Exercise objective: Please give the data again exactly, with no line dropped.

Extracted material:
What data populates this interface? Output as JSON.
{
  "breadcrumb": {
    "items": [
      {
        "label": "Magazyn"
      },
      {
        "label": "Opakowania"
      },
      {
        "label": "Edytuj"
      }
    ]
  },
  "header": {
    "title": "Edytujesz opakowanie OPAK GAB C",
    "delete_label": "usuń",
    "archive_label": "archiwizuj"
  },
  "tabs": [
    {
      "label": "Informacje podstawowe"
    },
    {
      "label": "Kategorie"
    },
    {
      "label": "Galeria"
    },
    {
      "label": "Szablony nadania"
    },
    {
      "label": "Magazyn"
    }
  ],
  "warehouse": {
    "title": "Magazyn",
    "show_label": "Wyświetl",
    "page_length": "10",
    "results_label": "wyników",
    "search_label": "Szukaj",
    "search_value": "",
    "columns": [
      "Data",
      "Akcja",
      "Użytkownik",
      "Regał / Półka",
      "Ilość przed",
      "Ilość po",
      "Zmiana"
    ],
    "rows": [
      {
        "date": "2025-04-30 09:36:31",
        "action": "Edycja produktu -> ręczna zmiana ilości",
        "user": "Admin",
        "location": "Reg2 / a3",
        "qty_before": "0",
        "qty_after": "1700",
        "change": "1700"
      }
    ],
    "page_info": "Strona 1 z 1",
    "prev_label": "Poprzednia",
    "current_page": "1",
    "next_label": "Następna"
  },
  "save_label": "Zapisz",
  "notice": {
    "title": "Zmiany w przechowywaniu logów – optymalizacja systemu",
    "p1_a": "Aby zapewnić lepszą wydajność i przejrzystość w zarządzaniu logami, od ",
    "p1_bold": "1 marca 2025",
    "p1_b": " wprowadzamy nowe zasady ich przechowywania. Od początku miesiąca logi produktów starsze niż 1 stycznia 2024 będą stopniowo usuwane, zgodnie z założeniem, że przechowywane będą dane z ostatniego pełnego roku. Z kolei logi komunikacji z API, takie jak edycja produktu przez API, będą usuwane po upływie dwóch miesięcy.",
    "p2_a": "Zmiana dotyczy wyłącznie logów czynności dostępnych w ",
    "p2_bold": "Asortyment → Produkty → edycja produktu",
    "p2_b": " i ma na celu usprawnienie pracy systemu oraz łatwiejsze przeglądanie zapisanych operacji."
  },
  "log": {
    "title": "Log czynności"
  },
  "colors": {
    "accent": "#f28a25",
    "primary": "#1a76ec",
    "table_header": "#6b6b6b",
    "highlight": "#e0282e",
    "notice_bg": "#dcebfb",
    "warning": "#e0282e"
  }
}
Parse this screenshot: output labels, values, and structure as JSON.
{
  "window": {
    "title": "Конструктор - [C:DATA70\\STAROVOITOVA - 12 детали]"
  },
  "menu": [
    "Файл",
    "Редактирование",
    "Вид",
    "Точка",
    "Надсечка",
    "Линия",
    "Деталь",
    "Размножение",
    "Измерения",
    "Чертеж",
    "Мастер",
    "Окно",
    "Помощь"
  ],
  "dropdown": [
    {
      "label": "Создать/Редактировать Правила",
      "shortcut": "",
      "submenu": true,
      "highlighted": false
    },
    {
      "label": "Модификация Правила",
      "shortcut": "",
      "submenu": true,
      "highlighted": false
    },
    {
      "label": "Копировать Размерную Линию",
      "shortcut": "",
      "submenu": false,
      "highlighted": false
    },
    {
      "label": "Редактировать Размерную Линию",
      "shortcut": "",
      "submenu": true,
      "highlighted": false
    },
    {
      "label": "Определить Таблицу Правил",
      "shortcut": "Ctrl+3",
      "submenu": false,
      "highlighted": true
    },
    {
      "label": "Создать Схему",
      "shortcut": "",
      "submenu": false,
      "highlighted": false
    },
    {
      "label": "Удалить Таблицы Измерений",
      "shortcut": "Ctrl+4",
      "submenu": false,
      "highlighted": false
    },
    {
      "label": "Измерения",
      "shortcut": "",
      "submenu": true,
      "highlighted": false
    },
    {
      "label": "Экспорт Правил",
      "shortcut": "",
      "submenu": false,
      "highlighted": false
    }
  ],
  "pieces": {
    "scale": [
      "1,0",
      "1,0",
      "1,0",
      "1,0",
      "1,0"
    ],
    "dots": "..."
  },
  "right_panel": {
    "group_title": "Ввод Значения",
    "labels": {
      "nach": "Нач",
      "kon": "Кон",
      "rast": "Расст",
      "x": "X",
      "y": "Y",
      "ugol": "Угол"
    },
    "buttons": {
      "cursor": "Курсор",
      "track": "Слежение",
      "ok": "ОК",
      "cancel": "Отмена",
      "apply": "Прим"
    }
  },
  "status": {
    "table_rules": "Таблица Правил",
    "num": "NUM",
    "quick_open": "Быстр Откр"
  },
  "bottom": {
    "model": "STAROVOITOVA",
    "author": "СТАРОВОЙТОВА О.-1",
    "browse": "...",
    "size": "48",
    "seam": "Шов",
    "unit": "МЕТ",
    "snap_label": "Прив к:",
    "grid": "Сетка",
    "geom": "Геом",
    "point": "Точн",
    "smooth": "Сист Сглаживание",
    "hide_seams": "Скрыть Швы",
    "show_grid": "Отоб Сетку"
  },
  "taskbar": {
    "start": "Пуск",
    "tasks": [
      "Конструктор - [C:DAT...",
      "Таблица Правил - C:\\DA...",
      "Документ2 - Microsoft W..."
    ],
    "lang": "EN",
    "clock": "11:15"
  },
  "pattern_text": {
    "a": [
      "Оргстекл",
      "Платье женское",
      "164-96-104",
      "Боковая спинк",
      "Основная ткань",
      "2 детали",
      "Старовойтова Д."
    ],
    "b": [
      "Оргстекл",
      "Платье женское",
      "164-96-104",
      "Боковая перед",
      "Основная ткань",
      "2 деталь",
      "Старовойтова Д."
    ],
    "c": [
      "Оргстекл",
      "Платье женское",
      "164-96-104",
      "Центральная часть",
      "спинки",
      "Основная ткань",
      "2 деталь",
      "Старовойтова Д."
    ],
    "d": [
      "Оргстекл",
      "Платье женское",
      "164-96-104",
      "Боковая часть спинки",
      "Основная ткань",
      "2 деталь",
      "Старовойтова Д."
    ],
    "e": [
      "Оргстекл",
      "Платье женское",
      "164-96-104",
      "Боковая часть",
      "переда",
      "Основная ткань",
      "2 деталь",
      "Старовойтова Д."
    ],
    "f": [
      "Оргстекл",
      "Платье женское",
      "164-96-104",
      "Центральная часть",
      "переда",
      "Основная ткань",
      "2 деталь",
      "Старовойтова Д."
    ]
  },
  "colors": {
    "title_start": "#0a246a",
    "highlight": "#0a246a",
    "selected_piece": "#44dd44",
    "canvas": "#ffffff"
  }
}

Task answer:
What data populates this interface? Output as JSON.
{
  "breadcrumb": {
    "items": [
      {
        "label": "Magazyn"
      },
      {
        "label": "Opakowania"
      },
      {
        "label": "Edytuj"
      }
    ]
  },
  "header": {
    "title": "Edytujesz opakowanie OPAK GAB C",
    "delete_label": "usuń",
    "archive_label": "archiwizuj"
  },
  "tabs": [
    {
      "label": "Informacje podstawowe"
    },
    {
      "label": "Kategorie"
    },
    {
      "label": "Galeria"
    },
    {
      "label": "Szablony nadania"
    },
    {
      "label": "Magazyn"
    }
  ],
  "warehouse": {
    "title": "Magazyn",
    "show_label": "Wyświetl",
    "page_length": "10",
    "results_label": "wyników",
    "search_label": "Szukaj",
    "search_value": "",
    "columns": [
      "Data",
      "Akcja",
      "Użytkownik",
      "Regał / Półka",
      "Ilość przed",
      "Ilość po",
      "Zmiana"
    ],
    "rows": [
      {
        "date": "2025-04-30 09:36:31",
        "action": "Edycja produktu -> ręczna zmiana ilości",
        "user": "Admin",
        "location": "Reg2 / a3",
        "qty_before": "0",
        "qty_after": "1700",
        "change": "1700"
      }
    ],
    "page_info": "Strona 1 z 1",
    "prev_label": "Poprzednia",
    "current_page": "1",
    "next_label": "Następna"
  },
  "save_label": "Zapisz",
  "notice": {
    "title": "Zmiany w przechowywaniu logów – optymalizacja systemu",
    "p1_a": "Aby zapewnić lepszą wydajność i przejrzystość w zarządzaniu logami, od ",
    "p1_bold": "1 marca 2025",
    "p1_b": " wprowadzamy nowe zasady ich przechowywania. Od początku miesiąca logi produktów starsze niż 1 stycznia 2024 będą stopniowo usuwane, zgodnie z założeniem, że przechowywane będą dane z ostatniego pełnego roku. Z kolei logi komunikacji z API, takie jak edycja produktu przez API, będą usuwane po upływie dwóch miesięcy.",
    "p2_a": "Zmiana dotyczy wyłącznie logów czynności dostępnych w ",
    "p2_bold": "Asortyment → Produkty → edycja produktu",
    "p2_b": " i ma na celu usprawnienie pracy systemu oraz łatwiejsze przeglądanie zapisanych operacji."
  },
  "log": {
    "title": "Log czynności"
  },
  "colors": {
    "accent": "#f28a25",
    "primary": "#1a76ec",
    "table_header": "#6b6b6b",
    "highlight": "#e0282e",
    "notice_bg": "#dcebfb",
    "warning": "#e0282e"
  }
}
Parse this screenshot: output labels, values, and structure as JSON.
{
  "window": {
    "title": "Конструктор - [C:DATA70\\STAROVOITOVA - 12 детали]"
  },
  "menu": [
    "Файл",
    "Редактирование",
    "Вид",
    "Точка",
    "Надсечка",
    "Линия",
    "Деталь",
    "Размножение",
    "Измерения",
    "Чертеж",
    "Мастер",
    "Окно",
    "Помощь"
  ],
  "dropdown": [
    {
      "label": "Создать/Редактировать Правила",
      "shortcut": "",
      "submenu": true,
      "highlighted": false
    },
    {
      "label": "Модификация Правила",
      "shortcut": "",
      "submenu": true,
      "highlighted": false
    },
    {
      "label": "Копировать Размерную Линию",
      "shortcut": "",
      "submenu": false,
      "highlighted": false
    },
    {
      "label": "Редактировать Размерную Линию",
      "shortcut": "",
      "submenu": true,
      "highlighted": false
    },
    {
      "label": "Определить Таблицу Правил",
      "shortcut": "Ctrl+3",
      "submenu": false,
      "highlighted": true
    },
    {
      "label": "Создать Схему",
      "shortcut": "",
      "submenu": false,
      "highlighted": false
    },
    {
      "label": "Удалить Таблицы Измерений",
      "shortcut": "Ctrl+4",
      "submenu": false,
      "highlighted": false
    },
    {
      "label": "Измерения",
      "shortcut": "",
      "submenu": true,
      "highlighted": false
    },
    {
      "label": "Экспорт Правил",
      "shortcut": "",
      "submenu": false,
      "highlighted": false
    }
  ],
  "pieces": {
    "scale": [
      "1,0",
      "1,0",
      "1,0",
      "1,0",
      "1,0"
    ],
    "dots": "..."
  },
  "right_panel": {
    "group_title": "Ввод Значения",
    "labels": {
      "nach": "Нач",
      "kon": "Кон",
      "rast": "Расст",
      "x": "X",
      "y": "Y",
      "ugol": "Угол"
    },
    "buttons": {
      "cursor": "Курсор",
      "track": "Слежение",
      "ok": "ОК",
      "cancel": "Отмена",
      "apply": "Прим"
    }
  },
  "status": {
    "table_rules": "Таблица Правил",
    "num": "NUM",
    "quick_open": "Быстр Откр"
  },
  "bottom": {
    "model": "STAROVOITOVA",
    "author": "СТАРОВОЙТОВА О.-1",
    "browse": "...",
    "size": "48",
    "seam": "Шов",
    "unit": "МЕТ",
    "snap_label": "Прив к:",
    "grid": "Сетка",
    "geom": "Геом",
    "point": "Точн",
    "smooth": "Сист Сглаживание",
    "hide_seams": "Скрыть Швы",
    "show_grid": "Отоб Сетку"
  },
  "taskbar": {
    "start": "Пуск",
    "tasks": [
      "Конструктор - [C:DAT...",
      "Таблица Правил - C:\\DA...",
      "Документ2 - Microsoft W..."
    ],
    "lang": "EN",
    "clock": "11:15"
  },
  "pattern_text": {
    "a": [
      "Оргстекл",
      "Платье женское",
      "164-96-104",
      "Боковая спинк",
      "Основная ткань",
      "2 детали",
      "Старовойтова Д."
    ],
    "b": [
      "Оргстекл",
      "Платье женское",
      "164-96-104",
      "Боковая перед",
      "Основная ткань",
      "2 деталь",
      "Старовойтова Д."
    ],
    "c": [
      "Оргстекл",
      "Платье женское",
      "164-96-104",
      "Центральная часть",
      "спинки",
      "Основная ткань",
      "2 деталь",
      "Старовойтова Д."
    ],
    "d": [
      "Оргстекл",
      "Платье женское",
      "164-96-104",
      "Боковая часть спинки",
      "Основная ткань",
      "2 деталь",
      "Старовойтова Д."
    ],
    "e": [
      "Оргстекл",
      "Платье женское",
      "164-96-104",
      "Боковая часть",
      "переда",
      "Основная ткань",
      "2 деталь",
      "Старовойтова Д."
    ],
    "f": [
      "Оргстекл",
      "Платье женское",
      "164-96-104",
      "Центральная часть",
      "переда",
      "Основная ткань",
      "2 деталь",
      "Старовойтова Д."
    ]
  },
  "colors": {
    "title_start": "#0a246a",
    "highlight": "#0a246a",
    "selected_piece": "#44dd44",
    "canvas": "#ffffff"
  }
}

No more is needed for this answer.